**Your goal:**
Your task is to copy each line in the listing that includes the word "RITZ".

**Recorded data:**
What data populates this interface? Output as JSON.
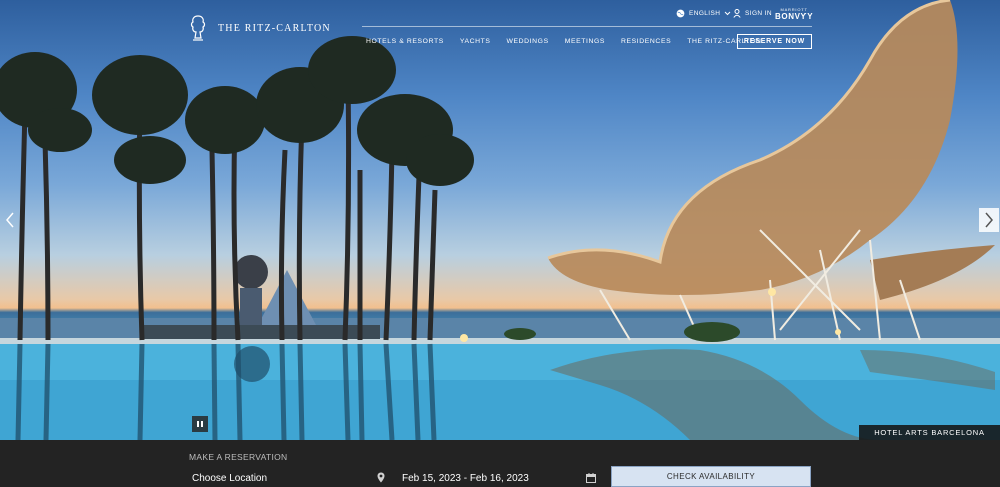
{
  "header": {
    "brand": "THE RITZ-CARLTON",
    "language": "ENGLISH",
    "sign_in": "SIGN IN",
    "bonvoy_top": "MARRIOTT",
    "bonvoy_name": "BONVƳY",
    "nav": [
      "HOTELS & RESORTS",
      "YACHTS",
      "WEDDINGS",
      "MEETINGS",
      "RESIDENCES",
      "THE RITZ-CARLTON"
    ],
    "reserve": "RESERVE NOW"
  },
  "hero": {
    "caption": "HOTEL ARTS BARCELONA"
  },
  "reservation": {
    "title": "MAKE A RESERVATION",
    "location": "Choose Location",
    "dates": "Feb 15, 2023 - Feb 16, 2023",
    "check_button": "CHECK AVAILABILITY"
  },
  "colors": {
    "bar_bg": "#232323",
    "button_bg": "#d7e3f2"
  }
}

**Task result:**
    "brand": "THE RITZ-CARLTON",
      "THE RITZ-CARLTON"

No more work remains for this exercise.